Thursday, March 2, 2017

How to Make Bias Binding

Working from stash is like a game to me. I love going through it and seeing what pops out and what suddenly goes with what.

I had some terrycloth in the stash, and I don't remember why I bought it or what I had in mind for it, if I even had a project in mind for it. But I found it around the time I realized we had no towels for Monkey to use, so I thought I would make it into a towel for her. I contemplated how to best do that when another fabric, some left over from a skirt I made, jumped out at me.

It MATCHED the towel perfectly. I decided to create some bias binding for the terrycloth, thus eliminating any hemming or serging.

I don't really remember where I learned to make bias binding, so I decided I'd go ahead and document the process for you all in the hopes that it will help at least one of you in the future.

The Benefits to Making Your Own Bias Binding

The biggest benefit I can think of is: You can make binding that is super cute and matches perfectly whatever project you are working on. I usually see just plain, solid color bindings in the store. While those have their purposes, sometimes you need a patterned binding because you have a solid item. 

You will never run out! As long as you have stash, you have a supply of binding. 

If the store is closed because it's super late at night and you're sewing because it's the only time you have to yourself, you can still finish a project because you have your own supply of binding. 

Here We GO!


A square of fabric- if you have a rectangle that's ok, just make it a square!
Scissors (or Rotary cutter)
Sewing machine

Now, I'm sure there's some math equation that we could use to determine how much binding you will end up with based on how much fabric you start out with, but math and I have a tolerable relationship.

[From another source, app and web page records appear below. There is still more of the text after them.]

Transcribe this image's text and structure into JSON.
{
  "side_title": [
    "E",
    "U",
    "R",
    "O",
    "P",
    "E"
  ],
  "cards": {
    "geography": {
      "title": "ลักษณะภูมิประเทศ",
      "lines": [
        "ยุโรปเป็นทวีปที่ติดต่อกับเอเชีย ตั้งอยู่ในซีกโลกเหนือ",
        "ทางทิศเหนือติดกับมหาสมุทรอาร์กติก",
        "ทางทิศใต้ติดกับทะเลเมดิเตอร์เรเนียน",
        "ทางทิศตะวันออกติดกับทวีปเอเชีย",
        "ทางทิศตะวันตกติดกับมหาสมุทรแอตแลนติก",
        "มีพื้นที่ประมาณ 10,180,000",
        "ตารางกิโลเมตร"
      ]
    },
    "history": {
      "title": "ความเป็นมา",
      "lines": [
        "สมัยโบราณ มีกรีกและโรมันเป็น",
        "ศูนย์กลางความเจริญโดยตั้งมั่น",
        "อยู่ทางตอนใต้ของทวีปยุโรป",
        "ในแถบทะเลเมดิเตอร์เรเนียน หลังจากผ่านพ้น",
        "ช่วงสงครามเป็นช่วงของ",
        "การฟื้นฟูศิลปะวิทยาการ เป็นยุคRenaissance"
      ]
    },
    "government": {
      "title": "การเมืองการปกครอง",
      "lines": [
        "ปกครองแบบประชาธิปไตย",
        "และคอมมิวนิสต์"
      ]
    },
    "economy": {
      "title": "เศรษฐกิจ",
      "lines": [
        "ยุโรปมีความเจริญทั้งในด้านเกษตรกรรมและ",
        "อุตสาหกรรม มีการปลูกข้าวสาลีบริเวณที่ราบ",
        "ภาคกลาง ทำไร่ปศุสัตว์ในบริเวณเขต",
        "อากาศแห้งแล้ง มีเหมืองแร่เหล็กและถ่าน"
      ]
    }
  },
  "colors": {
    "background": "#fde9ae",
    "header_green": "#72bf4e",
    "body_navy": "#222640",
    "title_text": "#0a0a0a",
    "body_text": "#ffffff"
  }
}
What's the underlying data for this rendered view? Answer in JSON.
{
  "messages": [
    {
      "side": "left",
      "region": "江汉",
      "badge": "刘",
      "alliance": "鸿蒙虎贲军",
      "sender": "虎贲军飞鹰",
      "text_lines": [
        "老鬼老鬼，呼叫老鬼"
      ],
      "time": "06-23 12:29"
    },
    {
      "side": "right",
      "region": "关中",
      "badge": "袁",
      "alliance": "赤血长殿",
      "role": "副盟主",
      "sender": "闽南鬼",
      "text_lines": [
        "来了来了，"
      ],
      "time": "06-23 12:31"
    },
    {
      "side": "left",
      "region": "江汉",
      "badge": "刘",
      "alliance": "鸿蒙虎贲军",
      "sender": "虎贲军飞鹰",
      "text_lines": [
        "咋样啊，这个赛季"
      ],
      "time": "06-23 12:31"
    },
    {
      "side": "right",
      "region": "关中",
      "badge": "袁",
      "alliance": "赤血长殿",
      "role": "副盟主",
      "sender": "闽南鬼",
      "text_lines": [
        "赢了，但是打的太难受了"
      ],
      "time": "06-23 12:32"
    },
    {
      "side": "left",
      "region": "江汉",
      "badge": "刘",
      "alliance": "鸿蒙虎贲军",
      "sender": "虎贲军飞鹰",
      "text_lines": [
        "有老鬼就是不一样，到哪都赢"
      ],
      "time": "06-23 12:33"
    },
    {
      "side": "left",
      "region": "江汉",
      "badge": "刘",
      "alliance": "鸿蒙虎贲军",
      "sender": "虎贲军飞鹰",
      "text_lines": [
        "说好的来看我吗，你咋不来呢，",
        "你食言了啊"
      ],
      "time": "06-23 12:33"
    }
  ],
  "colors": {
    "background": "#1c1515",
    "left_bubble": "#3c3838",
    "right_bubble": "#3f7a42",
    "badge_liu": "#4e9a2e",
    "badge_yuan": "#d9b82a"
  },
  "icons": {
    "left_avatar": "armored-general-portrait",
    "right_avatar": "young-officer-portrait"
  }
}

When it comes to sewing, I have a talent for looking at something and knowing if it will work or not, so I just plow ahead. If in doubt, make more than you think you will need! 

We start out with a square of fabric. If you have a rectangle, then measure and cut it to be a square. The bigger the square, the more binding you will end up with. I made two squares from this stash fabric and have a lot left over from the project I used it on. 

Cut diagonally across the fabric. You will end up with two triangles. 

Move one triangle to the other side of the square. Confusing right? You want to end up with a trapezoid. Look at the previous picture and note where the white selvedge  edge is. I moved that piece from left to right. So, the left side of the original square is now touching the right side of the square. 

Sew these together and press the seam open. 

Now is where some math comes in. I wanted a thicker binding. So, to get a 3/4 inch binding I cut 3 inch wide strips. Double the width you want, then double again. (1 inch binding: 1x2=2, 2x2=4. You will cut 4 inch strips) 

Measure the width of your binding and mark it on the fabric. You mark all the way across, lining up your ruler with the original top (or bottom) of your square. Do this down the entire piece of fabric. I ended up with five lines across mine. 

Next, line up one side of the first line with the top of the fabric. This will offset the top and bottom as pictured above. Sew the seam  and press open. 

Note that the lines will not perfectly line up. I've never gotten them to. This is where we kinda fudge it and hope for the best. 

At this point, you, if you've done it right, can trace your finger along the lines you  marked and not have to lift it off the fabric. They should make a spiral around the fabric. 

Grab your scissors and cut. Cut along the line you marked. You will end up with one long strip of fabric, cut on the bias. 

At this point, I pressed the entire strip, seams open. Just because. 

You may end up with little triangles hanging off the edge of the nice straight strip. Don't worry about them. 

You can cut them off. No harm done. 

Now, we get to do a lot of ironing. Fold the strip in half, wrong sides together,  and iron. If you had a 4 inch strip, you now will have a 2 inch wide strip (double thickness).

Next, fold one of the raw edges up inside the fabric to the center line you just ironed. Iron it. 

Finally, take your other raw edge, fold it in to the center line, and iron it. 

If you unfold the center iron (the first one you did) the two raw edges should meet in the middle. The inside looks like this. And you will have bias tape!

Ta da!

Alternate Cutting

I don't know why, but I find this easier, even though it seems to take some more sewing. It really doesn't, and I don't have to mess with my scissors.
Marking lines to cut is optional here. I just take my ruler and rotary cutter, and measure and cut. Instead of ending up with one long strip, I have several small strips. 
I sew the edges of the strips together to get one long strip, and then proceed with the ironing. 

I think  I feel like it goes faster because you eliminate the marking step, and the scissors. I think the scissors just take longer than a rotary cutter does.

Finish Up

And there you have it! How I make bias binding. Stay tuned to see the finished item I used this binding on in a future post. 

Did you try this? How did it work out? Share you questions, comments, and PROJECTS with us! 

No comments:

Post a Comment